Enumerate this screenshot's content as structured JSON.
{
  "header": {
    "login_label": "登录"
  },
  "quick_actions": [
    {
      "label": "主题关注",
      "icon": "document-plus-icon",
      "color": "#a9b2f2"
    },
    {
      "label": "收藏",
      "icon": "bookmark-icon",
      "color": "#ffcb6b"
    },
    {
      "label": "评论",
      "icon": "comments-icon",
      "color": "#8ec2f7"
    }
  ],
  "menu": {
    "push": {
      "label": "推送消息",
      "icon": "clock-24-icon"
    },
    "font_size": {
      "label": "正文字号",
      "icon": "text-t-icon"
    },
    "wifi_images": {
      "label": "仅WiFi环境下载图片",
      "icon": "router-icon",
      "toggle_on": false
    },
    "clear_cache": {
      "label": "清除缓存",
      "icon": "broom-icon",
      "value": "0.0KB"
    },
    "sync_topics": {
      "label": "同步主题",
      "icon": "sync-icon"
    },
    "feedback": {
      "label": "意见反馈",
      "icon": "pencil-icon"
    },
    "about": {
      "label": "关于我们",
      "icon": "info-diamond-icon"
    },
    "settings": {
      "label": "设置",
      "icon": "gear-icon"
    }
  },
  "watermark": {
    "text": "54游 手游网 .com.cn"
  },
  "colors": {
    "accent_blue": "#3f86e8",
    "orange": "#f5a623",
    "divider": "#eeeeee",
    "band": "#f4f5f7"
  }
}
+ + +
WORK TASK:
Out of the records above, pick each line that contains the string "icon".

YOUR SOLUTION:
      "icon": "document-plus-icon",
      "icon": "bookmark-icon",
      "icon": "comments-icon",
      "icon": "clock-24-icon"
      "icon": "text-t-icon"
      "icon": "router-icon",
      "icon": "broom-icon",
      "icon": "sync-icon"
      "icon": "pencil-icon"
      "icon": "info-diamond-icon"
      "icon": "gear-icon"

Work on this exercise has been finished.